The real crux of most these DQ's was a failure for multi-single stations to adhere to the CQWW 10-minute rule. From discussions online after the fact, it became obvious that many contesters feel the 10-minute rule is about as convoluted as MLB's infield fly rule. I think the problem is a lot simpler.
The other day I was visiting my local Chinese take-out, getting my usual order of General Tso's and Broccoli and Beef, when I had an epiphany. You see, no matter when I go in and order at this Chinese take-out place, they always tell me my order will take the same amount of time before it is ready - ten minutes. It might be at 4:00 on a weekday afternoon and the place is as dead as 10m, or it can be at the peak of the dinner rush on a Friday night when they're as busy as 20m at 0005Z Saturday of CQWW. It's always ten minutes.

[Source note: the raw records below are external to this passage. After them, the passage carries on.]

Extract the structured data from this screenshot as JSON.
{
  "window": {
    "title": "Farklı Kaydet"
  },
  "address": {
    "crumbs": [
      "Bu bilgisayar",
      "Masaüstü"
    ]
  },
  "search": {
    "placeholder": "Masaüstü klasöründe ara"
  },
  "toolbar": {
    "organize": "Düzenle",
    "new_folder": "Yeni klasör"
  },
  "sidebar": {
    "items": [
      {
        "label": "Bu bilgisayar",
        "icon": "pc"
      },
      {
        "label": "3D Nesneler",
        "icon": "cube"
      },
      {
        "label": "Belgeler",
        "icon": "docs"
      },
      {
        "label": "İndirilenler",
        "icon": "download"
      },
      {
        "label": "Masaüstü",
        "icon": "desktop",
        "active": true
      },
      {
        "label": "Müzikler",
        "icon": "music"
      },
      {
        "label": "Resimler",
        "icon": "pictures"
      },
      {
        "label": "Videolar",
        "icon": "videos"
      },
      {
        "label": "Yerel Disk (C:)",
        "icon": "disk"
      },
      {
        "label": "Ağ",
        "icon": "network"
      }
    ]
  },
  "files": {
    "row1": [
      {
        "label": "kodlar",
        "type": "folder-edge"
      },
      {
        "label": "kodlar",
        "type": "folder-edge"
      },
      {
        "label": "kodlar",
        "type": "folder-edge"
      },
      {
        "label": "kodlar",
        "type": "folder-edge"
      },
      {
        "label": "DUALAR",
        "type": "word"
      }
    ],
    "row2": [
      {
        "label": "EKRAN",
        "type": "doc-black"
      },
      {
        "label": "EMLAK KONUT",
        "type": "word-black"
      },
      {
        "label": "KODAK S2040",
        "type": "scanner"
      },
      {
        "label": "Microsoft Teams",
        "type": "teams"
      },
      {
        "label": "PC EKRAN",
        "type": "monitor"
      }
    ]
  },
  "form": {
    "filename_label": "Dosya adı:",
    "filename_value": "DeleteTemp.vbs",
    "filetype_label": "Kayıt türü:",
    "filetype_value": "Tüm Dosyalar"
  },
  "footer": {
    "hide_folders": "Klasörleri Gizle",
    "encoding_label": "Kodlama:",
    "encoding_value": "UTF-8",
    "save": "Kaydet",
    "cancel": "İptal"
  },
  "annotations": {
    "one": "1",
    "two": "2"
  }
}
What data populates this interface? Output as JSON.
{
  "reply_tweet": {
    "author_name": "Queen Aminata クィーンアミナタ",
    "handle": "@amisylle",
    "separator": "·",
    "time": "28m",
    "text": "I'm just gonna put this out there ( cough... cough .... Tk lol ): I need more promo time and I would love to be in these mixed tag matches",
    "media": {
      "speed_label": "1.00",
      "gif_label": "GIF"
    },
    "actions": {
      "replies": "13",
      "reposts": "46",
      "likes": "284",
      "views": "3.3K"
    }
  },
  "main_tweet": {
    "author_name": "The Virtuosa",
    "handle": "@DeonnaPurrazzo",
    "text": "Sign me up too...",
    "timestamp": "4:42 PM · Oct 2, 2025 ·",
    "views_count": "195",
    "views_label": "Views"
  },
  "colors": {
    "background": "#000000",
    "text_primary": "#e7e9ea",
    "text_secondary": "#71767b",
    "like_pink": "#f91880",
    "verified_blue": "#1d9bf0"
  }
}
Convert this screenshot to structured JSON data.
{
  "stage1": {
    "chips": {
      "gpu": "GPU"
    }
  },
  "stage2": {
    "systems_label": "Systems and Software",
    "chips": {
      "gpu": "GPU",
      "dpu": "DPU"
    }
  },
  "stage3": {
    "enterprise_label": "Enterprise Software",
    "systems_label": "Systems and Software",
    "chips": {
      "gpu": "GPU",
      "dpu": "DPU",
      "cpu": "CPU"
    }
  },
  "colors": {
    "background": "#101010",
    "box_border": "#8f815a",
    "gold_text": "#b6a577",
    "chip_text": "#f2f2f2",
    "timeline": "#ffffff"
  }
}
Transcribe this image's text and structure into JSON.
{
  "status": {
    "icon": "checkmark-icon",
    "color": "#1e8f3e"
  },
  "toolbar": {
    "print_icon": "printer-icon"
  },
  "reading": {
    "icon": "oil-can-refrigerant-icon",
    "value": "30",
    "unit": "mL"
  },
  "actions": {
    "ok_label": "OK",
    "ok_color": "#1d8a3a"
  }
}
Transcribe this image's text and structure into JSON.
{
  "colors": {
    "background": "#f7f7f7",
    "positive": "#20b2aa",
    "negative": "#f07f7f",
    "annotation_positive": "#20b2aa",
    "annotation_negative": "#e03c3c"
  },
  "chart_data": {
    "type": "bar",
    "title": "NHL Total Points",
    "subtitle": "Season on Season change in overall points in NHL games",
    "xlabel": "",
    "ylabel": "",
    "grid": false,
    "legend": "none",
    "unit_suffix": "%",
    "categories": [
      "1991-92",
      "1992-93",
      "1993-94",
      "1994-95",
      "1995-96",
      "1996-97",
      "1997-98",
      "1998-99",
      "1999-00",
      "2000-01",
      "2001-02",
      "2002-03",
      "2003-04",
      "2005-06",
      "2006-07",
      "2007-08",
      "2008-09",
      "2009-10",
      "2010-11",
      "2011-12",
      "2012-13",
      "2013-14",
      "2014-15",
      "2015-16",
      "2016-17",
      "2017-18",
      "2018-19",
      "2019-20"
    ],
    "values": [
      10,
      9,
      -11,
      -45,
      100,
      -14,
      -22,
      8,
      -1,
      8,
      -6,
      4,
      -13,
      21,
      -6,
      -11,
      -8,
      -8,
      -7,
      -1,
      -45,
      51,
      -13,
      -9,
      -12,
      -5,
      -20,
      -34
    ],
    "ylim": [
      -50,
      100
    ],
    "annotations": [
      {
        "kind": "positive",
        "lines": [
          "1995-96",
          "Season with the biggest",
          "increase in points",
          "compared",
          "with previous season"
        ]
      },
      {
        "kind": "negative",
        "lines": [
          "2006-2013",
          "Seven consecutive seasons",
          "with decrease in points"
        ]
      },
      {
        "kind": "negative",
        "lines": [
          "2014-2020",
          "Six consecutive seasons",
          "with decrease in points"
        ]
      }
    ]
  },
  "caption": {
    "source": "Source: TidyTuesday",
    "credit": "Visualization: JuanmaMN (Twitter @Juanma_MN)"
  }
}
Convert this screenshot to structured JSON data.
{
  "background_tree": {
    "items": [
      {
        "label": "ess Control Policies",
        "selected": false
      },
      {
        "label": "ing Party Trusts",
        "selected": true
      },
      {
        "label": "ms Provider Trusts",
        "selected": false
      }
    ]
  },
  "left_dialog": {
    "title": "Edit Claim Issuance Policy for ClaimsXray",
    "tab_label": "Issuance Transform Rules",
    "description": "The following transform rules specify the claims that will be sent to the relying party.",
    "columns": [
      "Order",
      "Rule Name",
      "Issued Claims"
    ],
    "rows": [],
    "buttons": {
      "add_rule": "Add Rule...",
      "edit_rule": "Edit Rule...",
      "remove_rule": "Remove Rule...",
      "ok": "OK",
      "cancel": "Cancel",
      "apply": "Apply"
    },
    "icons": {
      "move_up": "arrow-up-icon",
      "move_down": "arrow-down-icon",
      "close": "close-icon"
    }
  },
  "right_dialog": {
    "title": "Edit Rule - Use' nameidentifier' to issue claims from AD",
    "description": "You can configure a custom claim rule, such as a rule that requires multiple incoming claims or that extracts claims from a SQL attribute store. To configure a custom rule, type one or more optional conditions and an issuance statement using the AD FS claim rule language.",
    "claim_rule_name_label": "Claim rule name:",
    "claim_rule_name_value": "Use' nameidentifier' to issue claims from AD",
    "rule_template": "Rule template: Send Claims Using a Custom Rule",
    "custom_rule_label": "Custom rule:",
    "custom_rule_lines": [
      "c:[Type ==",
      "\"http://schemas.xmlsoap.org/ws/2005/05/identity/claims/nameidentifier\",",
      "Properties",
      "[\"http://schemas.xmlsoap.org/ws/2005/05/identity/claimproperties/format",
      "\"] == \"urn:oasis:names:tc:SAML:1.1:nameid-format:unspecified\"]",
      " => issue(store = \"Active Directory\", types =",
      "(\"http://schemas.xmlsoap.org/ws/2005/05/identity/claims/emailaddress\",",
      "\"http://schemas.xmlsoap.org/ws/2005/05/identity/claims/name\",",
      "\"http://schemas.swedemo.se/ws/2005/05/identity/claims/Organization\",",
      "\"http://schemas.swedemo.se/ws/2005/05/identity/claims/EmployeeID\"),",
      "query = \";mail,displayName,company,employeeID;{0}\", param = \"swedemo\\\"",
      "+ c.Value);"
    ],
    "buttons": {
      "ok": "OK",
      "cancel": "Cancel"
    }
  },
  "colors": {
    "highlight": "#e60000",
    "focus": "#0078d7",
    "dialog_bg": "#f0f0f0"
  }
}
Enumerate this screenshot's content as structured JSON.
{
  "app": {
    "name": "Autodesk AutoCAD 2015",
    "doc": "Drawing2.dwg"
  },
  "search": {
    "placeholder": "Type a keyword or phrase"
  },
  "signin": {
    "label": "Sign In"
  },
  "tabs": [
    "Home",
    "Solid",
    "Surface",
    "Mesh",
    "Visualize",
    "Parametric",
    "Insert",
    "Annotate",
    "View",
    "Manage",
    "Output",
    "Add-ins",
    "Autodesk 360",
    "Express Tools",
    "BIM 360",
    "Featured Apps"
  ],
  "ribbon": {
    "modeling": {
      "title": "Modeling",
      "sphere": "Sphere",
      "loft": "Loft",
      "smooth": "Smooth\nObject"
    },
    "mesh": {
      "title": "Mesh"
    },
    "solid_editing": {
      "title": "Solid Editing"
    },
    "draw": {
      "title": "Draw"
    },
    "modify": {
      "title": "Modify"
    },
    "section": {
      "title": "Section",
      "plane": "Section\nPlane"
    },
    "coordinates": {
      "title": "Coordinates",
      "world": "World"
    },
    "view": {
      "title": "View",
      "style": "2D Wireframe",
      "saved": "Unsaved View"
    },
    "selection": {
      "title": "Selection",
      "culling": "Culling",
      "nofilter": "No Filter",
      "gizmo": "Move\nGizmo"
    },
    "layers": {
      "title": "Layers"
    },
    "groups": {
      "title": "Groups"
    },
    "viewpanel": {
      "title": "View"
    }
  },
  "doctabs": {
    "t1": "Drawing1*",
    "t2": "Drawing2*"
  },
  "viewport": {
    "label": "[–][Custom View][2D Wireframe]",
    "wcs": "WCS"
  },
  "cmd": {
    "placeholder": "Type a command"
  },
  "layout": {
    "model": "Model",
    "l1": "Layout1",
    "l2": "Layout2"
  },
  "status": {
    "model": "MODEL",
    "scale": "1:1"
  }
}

I've never actually timed them to see how long it takes for my food to come up. I'm usually reading the free local independent rag they toss over in the corner near the door. It's eye opening to read some of the classifieds for "alternative services" and checking out the bands playing in the local clubs is as close to being culturally relevant as I usually get. I can pretty much guarantee that they rarely, if ever, actually get my food up in exactly ten minutes. Most times it's more, sometimes it's a little less.
The point is, this restaurant can't stick with their own 10-minute rule (well, maybe it's not a rule….). They prepare hundreds of dishes a day, thousands a week, and their best guess is that it's going to take 10-minutes to fix my General Tso's. Most of the time, they're pretty close.
I figure these Multi-Single stations sort of operate like a Chinese take-out. The multiplier guys has a list of hot multipliers he wants to work on another band from the run station. The run station says, "Ok, you got 10 minutes to work them and then I'm going back to the run band." Just like the cook at my Chinese take-out with his smoking hot wok, the multiplier guy hits his hot new band and starts sweeping up multipliers, the metaphorical steam rising from the radio as the tally wheels spin on the score with each new multiplier.
Most of the time the multiplier station takes a bit longer than ten minutes before the steam starts to settle from the new band and he can toss it back to the run band. Those extra minutes spent on the multiplier band adds a little extra spice to the score and are well worth the time. But once in a while, the multiplier station runs out of steam a little early. His ten minutes might only last nine minutes. When I'm waiting for my Broccoli and Beef, I don't mind getting it a minute or two early, but in CQWW, it's a big no-no. On the average, these Multi-Single stations are following the 10-minute rule. In fact MOST of the time they probably easily exceed their 10-minutes before the band change. But most of the time don't cut it. It's got to be every time, all the time. That's why there are new rules and station inspections being implemented.
Cousin QRM is still anxiously awaiting the notice for his station inspection from the CQWW cops. We haven't been able to break into the Top Ten boxes, but if we can get that station inspection, then EVERYONE will know that we're real Big Guns. We plan to video tape it and post it on YouTube, just to document our Big Gun status. We don't mind putting black bars over the faces of the inspectors if they want to preserve their anonymity.